- Exercise brief:
Read the lines of the data below and retrieve those with "primary".

━━━━━━━━━━━━━━━━━━━━

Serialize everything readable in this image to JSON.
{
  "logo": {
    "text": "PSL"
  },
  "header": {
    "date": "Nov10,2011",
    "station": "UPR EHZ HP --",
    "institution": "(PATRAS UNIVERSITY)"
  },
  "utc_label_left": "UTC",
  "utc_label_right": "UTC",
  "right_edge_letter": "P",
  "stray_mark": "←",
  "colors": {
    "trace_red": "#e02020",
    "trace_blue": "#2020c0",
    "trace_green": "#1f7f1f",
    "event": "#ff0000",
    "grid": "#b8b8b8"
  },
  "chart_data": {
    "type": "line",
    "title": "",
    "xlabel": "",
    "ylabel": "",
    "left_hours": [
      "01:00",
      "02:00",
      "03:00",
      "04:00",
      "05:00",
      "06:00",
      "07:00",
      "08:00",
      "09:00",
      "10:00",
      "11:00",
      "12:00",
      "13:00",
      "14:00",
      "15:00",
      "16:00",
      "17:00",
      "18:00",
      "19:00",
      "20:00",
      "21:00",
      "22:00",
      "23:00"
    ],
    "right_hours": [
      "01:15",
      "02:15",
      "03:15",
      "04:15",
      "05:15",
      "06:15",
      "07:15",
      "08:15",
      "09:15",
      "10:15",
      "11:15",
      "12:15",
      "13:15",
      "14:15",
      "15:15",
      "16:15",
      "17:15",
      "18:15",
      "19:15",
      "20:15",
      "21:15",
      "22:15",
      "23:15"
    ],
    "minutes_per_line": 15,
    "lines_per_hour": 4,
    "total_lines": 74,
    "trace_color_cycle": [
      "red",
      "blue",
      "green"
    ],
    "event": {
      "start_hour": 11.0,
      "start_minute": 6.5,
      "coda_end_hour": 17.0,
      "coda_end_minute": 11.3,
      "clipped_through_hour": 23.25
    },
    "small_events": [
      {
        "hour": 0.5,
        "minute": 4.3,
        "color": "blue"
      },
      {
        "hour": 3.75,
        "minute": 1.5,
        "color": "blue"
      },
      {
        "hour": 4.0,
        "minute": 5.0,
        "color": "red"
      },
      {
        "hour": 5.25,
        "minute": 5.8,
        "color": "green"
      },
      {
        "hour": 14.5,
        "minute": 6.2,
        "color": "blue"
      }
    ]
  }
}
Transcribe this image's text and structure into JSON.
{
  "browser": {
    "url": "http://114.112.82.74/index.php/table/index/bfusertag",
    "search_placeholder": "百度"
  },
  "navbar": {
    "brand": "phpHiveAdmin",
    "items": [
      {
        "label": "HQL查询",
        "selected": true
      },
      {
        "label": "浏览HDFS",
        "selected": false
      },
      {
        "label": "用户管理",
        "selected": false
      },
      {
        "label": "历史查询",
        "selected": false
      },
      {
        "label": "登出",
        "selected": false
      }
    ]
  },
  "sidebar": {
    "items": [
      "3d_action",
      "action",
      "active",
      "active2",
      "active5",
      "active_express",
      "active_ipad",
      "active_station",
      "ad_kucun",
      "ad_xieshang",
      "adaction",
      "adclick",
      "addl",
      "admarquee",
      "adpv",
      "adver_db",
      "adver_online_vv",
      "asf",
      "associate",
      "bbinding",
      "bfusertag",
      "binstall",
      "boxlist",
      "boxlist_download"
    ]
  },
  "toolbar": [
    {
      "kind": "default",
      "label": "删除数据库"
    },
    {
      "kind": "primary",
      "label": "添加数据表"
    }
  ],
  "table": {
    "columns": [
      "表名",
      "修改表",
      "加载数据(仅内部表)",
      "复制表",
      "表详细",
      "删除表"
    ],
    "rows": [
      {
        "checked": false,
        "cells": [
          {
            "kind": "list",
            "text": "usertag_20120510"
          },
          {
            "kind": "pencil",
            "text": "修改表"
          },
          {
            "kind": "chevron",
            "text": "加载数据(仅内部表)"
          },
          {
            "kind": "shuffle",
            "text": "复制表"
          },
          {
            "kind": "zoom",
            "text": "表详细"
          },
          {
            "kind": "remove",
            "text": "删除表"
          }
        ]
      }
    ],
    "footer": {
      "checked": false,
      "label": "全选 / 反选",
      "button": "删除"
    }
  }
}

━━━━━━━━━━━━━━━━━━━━

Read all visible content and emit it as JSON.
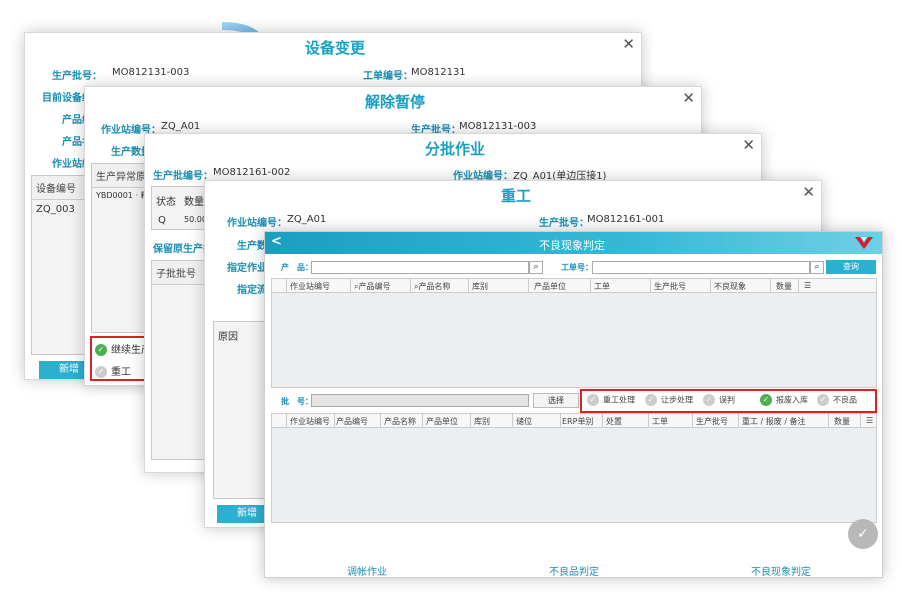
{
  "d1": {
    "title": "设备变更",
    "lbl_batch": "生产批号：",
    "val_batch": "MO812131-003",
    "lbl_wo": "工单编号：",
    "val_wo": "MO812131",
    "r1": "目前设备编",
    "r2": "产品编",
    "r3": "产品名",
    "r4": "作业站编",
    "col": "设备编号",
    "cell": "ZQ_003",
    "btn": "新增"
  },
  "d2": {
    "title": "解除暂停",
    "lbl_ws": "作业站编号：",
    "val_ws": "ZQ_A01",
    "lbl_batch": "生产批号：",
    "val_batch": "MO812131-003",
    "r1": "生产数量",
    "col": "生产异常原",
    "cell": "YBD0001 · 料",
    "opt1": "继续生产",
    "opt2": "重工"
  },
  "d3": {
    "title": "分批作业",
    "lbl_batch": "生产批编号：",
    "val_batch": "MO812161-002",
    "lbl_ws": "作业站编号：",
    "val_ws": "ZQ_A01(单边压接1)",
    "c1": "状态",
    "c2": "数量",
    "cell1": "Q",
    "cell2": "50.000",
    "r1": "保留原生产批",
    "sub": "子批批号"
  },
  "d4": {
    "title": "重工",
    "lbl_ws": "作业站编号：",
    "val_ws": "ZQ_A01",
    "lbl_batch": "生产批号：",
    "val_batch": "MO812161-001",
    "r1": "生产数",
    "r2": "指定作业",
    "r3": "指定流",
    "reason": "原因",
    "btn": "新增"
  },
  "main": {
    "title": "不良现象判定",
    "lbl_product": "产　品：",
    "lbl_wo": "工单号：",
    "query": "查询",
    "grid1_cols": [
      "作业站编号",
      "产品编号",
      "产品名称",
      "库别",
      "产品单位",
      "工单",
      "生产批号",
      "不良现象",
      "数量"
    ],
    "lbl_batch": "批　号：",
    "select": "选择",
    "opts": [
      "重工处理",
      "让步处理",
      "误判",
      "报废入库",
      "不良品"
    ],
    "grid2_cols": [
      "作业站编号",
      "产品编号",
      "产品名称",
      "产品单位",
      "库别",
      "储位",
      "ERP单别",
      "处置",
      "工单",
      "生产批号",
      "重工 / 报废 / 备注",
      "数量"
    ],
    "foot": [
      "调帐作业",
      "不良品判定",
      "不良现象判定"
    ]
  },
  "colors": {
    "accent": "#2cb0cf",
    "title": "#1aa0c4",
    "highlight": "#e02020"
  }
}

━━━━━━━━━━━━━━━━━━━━

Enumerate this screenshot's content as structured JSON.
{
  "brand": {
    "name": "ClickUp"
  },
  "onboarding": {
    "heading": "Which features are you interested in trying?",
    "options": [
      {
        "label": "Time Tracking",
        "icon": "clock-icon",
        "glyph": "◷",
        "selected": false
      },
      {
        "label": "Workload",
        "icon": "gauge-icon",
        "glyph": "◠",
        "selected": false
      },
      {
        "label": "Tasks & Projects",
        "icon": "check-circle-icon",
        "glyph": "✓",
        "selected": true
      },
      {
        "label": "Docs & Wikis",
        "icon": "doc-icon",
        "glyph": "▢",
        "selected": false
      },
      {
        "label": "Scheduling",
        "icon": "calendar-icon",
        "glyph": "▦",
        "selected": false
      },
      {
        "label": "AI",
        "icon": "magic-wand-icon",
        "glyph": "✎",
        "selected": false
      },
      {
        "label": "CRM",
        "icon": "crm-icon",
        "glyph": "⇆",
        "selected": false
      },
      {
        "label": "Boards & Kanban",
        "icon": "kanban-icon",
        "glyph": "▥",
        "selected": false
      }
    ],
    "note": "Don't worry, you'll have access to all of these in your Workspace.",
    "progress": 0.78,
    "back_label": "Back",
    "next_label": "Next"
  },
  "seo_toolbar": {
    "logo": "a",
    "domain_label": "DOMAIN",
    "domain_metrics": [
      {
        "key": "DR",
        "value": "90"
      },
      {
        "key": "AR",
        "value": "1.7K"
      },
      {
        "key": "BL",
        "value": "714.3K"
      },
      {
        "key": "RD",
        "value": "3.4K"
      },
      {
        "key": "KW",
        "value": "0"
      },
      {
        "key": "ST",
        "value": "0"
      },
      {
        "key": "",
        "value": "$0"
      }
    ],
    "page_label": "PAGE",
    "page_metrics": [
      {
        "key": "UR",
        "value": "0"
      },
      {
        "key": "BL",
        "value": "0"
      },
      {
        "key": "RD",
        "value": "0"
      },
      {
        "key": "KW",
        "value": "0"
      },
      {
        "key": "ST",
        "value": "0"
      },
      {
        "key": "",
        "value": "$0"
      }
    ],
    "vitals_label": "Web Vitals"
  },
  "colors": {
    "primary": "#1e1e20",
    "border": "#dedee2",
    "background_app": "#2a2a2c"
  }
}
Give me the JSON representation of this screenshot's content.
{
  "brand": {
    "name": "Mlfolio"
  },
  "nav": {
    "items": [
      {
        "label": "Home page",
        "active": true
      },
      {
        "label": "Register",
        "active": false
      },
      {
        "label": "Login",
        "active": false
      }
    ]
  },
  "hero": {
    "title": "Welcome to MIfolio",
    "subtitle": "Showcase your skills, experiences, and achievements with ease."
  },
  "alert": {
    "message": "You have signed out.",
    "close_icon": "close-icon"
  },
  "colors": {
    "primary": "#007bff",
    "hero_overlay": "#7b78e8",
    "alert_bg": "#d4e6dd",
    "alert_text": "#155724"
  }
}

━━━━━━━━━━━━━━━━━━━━

- Output for this exercise:
      "kind": "primary",
    "primary": "#1e1e20",
    "primary": "#007bff",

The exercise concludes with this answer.